13. Abhayagiri Vihara (Anuradhapura District)

Built by King Valagambahu (89-77 BC) on a site which too has been hallowed by The Buddha. Relics of The Buddha, and the Tripitaka inscribed in gold leaves are said to be enshrined here.


14. Jetavanarama Vihara (Anuradhapura District)

The waist-band used by The Buddha is said to be enshrined here. It was constructed by King Mahasena (276-303 CE) the last King of the Mahavamsa Chronicle.


15. Sela Chetiya (Stupa) Mihintale Raja Maha Viharaya, Mihintale

Situated 10 km from Anuradhapura, Mahintale is the cradle of Buddhism in Sri Lanka. It was here that in the 3rd Century BC. Arhant Mahinda met King Devanampiyatissa who was out hunting and converted him to Buddhism. Mahintale became the abode of Arhant Mahinda and 3,000 monks. Hundreds of shrines and caves where the monks lived can be seen at the Mihintale rock and a stairway of 1840 step leads from the bottom of the rock to the summit. The Sela Chetiya, The Kantaka Chetiya, Ambasthale Dagoba, Maha Seya and Indikatu Seya are all in this temple complex The Urna Lome, the sacred hair relic between the eyebrows, is said to be enshrined at Sela Chetiya.


16. Kiri Vehera, Kataragama (Moneragala District)

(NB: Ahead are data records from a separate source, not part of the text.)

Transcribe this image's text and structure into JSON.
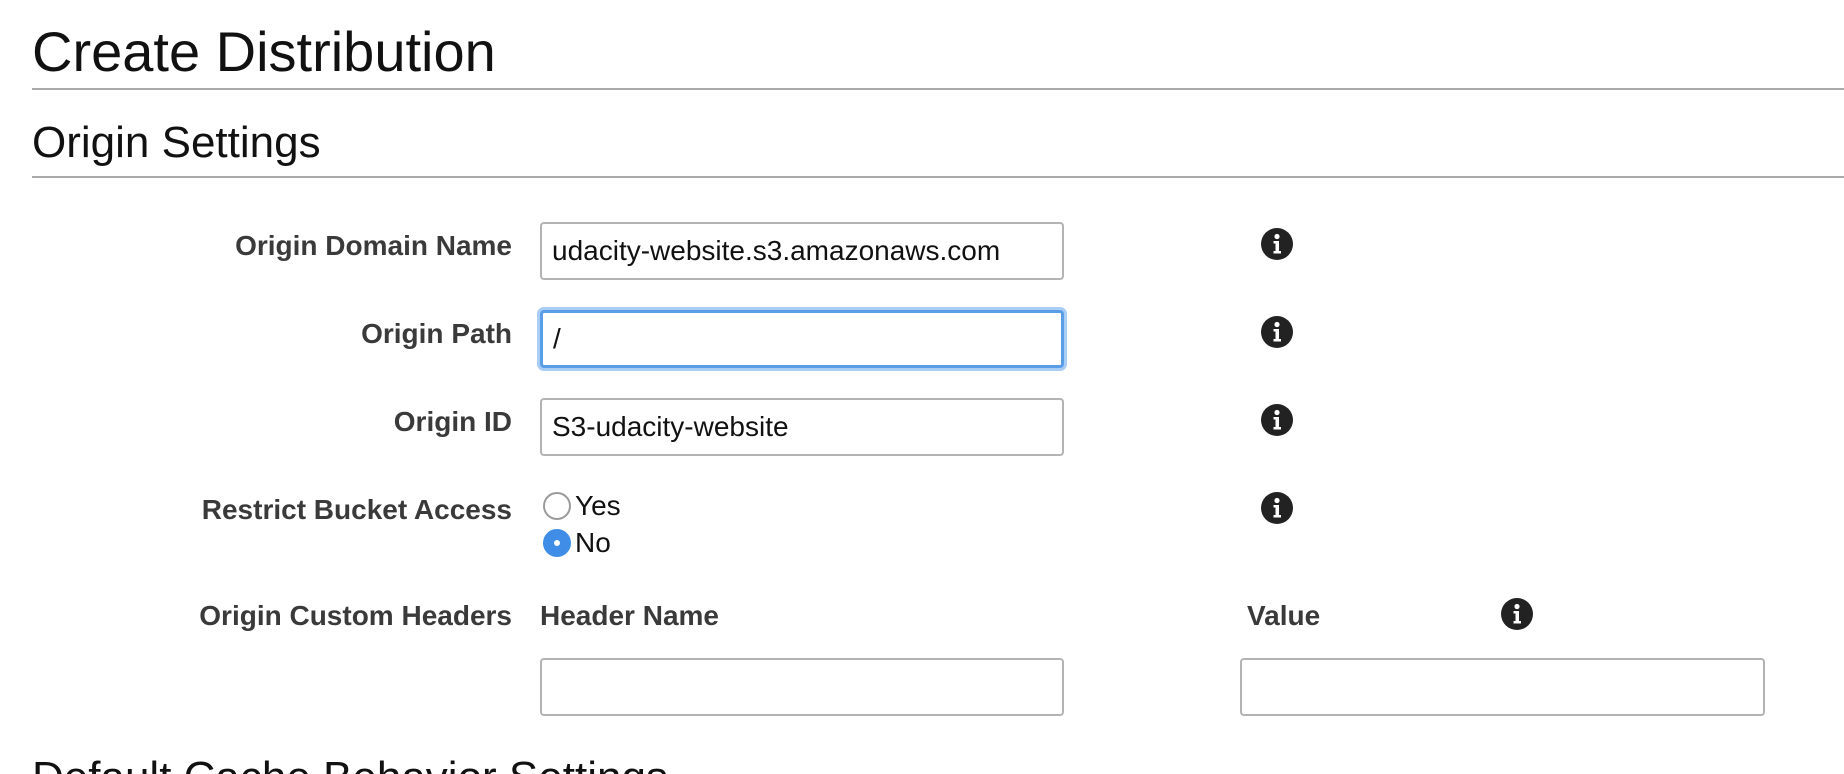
{
  "page": {
    "title": "Create Distribution",
    "section_title": "Origin Settings",
    "next_section_title": "Default Cache Behavior Settings"
  },
  "form": {
    "origin_domain_name": {
      "label": "Origin Domain Name",
      "value": "udacity-website.s3.amazonaws.com",
      "icon": "info-icon"
    },
    "origin_path": {
      "label": "Origin Path",
      "value": "/",
      "focused": true,
      "icon": "info-icon"
    },
    "origin_id": {
      "label": "Origin ID",
      "value": "S3-udacity-website",
      "icon": "info-icon"
    },
    "restrict_bucket_access": {
      "label": "Restrict Bucket Access",
      "options": [
        "Yes",
        "No"
      ],
      "selected": "No",
      "icon": "info-icon"
    },
    "origin_custom_headers": {
      "label": "Origin Custom Headers",
      "header_name_label": "Header Name",
      "value_label": "Value",
      "header_name_value": "",
      "value_value": "",
      "icon": "info-icon"
    }
  },
  "colors": {
    "focus_border": "#5b9ee8",
    "radio_selected": "#3f8de6",
    "rule": "#a9a9a9"
  }
}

First built by a local ruler called Mahasena, upon a site hallowed by a visit of The Buddha, it is said to have enshrined in it the golden seat, from which The Buddha delivered the sermon, a lock of hair and the royal sword used by Prince Siddhartha to cut off his hair at the time of the great Renunciation.

- Internet